In addition, the center will hold a yearly symposium to highlight significant findings to further build a global community of researchers. Leaders plan to sponsor global internships and exchanges for Duke students, as well as business plan and pitch competitions.
“Big data and precision medicine have the potential to vastly improve human health, and Duke has a special role to play with its unique combination of strengths in data science and machine learning, biomedical engineering and medicine—our faculty are world leaders in each of these areas,” said Larry Carin, Vice Provost for Research at Duke.
“Through new partnerships in China and around the world, we hope to address pressing medical issues in emerging markets and reduce disparities to improve global health.”
Duke University expects that the new Woo Center will add to its existing research efforts and will help foster the study of healthcare big data analytics
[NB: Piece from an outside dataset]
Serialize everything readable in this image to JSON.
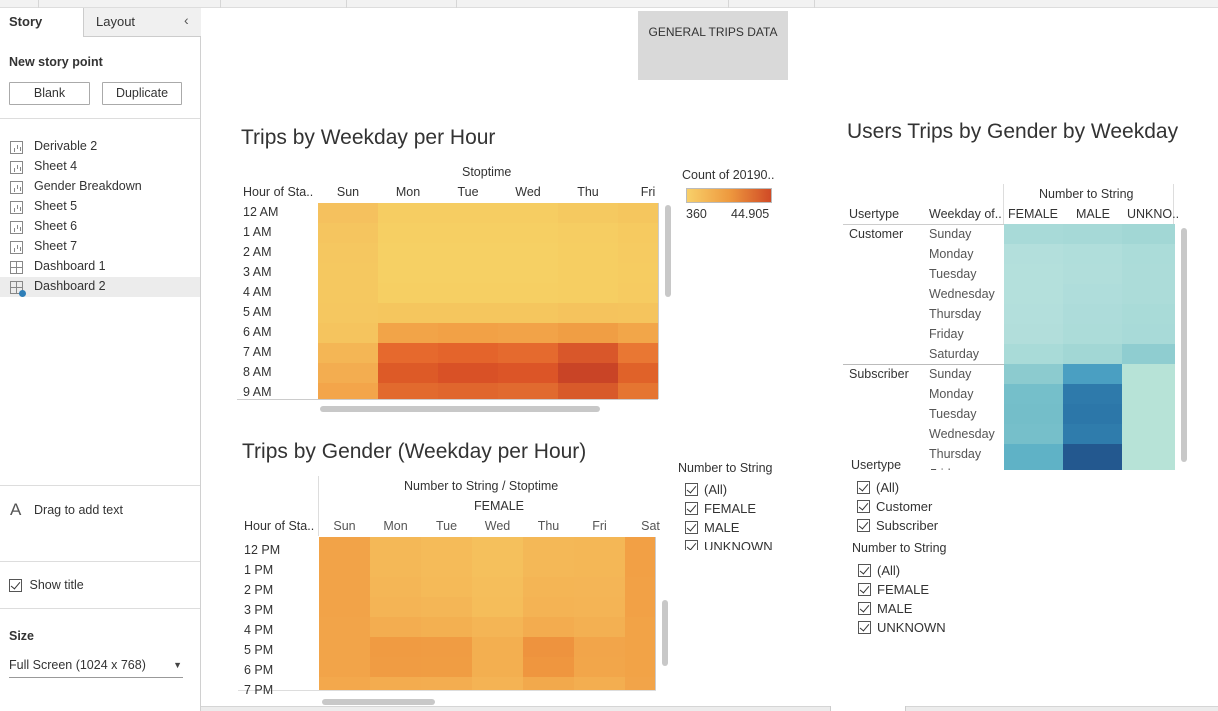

“Duke is already at the forefront of bringing big data and precision medicine into clinical practice,” said Xiling Shen, the Hawkins Family Associate Professor of Biomedical Engineering, and director of the new center.
“We’re excited about the opportunities this new center will open for our faculty and students to build productive new collaborations with clinicians and biotech companies to make an impact for patients.”
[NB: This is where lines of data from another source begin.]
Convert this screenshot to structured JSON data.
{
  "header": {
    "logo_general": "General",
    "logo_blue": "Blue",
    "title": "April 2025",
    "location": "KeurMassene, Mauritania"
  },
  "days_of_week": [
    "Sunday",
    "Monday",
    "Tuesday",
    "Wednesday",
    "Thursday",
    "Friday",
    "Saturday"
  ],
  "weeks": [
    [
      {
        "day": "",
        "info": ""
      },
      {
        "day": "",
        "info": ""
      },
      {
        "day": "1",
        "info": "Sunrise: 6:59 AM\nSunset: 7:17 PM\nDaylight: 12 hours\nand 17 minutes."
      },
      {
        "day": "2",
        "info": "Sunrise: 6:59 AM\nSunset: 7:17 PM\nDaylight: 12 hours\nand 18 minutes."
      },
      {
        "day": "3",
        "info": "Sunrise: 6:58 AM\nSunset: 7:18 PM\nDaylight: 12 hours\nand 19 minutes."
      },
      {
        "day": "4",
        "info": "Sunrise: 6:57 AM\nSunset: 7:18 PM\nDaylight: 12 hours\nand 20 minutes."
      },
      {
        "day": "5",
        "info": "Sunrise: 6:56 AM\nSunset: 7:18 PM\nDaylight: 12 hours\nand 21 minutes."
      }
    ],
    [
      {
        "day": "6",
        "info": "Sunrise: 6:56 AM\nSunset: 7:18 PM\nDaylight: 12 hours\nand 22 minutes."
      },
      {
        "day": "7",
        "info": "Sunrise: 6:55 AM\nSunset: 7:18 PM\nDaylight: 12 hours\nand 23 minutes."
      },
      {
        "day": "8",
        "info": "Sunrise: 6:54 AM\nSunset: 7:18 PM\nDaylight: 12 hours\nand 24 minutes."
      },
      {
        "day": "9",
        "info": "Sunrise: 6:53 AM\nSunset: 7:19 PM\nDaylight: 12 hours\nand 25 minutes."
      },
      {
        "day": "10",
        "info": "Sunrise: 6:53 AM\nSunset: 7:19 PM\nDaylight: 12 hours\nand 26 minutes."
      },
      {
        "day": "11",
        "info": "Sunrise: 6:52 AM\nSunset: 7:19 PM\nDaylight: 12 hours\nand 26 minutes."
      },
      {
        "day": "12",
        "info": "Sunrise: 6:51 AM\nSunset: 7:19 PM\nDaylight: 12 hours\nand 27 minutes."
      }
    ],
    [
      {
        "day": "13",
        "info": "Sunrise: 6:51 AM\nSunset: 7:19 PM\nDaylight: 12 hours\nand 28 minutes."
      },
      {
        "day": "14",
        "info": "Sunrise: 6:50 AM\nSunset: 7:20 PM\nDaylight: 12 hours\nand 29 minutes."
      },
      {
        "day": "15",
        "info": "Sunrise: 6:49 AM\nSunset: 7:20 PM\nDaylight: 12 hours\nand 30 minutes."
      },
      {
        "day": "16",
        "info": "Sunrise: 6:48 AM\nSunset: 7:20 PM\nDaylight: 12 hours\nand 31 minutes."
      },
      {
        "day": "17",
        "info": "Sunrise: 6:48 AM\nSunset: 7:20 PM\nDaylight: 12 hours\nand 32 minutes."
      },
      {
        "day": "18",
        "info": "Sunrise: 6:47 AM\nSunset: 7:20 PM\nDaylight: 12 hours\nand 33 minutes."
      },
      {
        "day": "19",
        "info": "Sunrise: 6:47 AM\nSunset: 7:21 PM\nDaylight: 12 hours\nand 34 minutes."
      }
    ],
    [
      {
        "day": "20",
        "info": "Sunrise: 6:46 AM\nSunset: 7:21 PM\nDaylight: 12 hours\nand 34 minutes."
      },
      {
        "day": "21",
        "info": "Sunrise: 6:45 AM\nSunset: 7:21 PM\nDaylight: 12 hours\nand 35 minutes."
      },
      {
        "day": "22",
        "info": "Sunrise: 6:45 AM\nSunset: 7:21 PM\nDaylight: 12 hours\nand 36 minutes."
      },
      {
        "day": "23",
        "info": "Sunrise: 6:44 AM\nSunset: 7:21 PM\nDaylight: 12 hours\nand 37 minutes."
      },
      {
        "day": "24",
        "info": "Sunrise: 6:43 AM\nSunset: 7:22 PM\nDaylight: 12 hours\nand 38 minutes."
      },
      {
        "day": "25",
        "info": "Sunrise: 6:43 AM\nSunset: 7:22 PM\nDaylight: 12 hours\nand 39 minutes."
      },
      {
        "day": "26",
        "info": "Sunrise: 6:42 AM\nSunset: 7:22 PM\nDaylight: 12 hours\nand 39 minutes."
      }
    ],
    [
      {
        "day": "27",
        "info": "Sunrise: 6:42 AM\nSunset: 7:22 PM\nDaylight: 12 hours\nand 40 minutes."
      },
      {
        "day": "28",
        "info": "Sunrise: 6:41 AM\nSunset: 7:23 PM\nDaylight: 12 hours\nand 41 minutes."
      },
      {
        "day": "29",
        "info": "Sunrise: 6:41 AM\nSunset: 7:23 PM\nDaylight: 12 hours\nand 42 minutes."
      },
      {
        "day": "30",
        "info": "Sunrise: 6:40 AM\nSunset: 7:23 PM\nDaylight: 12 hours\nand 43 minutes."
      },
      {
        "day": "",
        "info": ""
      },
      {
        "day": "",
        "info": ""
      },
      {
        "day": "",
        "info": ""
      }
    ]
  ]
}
Other organizations have established similar facilities to improve care delivery.
In September 2018, the New Jersey Hospital Association launched a big data analytics center to identify and address gaps in care. Researchers plan to use predictive modeling and other analytics strategies to extract meaningful insights from big data.
“So many of the problems we see in healthcare today – racial and ethnic disparities, access to care barriers, variations in use of healthcare services, variables in access and funding of prevention and wellness – require a deeper dive intowhy,” said NJHA President and CEO Cathy Bennett.
“One of the ways we get closer to answering that question is to have solid data that shows us the root causes of these problems. We can then support design of solutions that address the foundation of the problem, rather than the symptoms.”
The University of California, Irvine (UCI), also recently launched an artificial intelligence center to help researchers develop deep learning tools and apply them to big data. The new center will allow researchers and faculty to collaborate and translate AI-based concepts into clinical tools that will improve patient health.
Additionally, Dell Medical School at the University of Texas at Austin has established a big data analytics center, called the Biomedical Data Science Hub. The facility will use big data analytics to enhance population health research, showing how both clinical and non-clinical factors affect health outcomes.
“To increase the pace of innovation in health, high-quality data needs to be ubiquitous and analysis much richer, and that’s what we’re trying to achieve with the data hub,” said Clay Johnston, MD, PhD, Dean of the Medical School.
“UT already has so much strength in this area, and now it’s about directing that toward the key questions in health including addressing health inequities in our community.”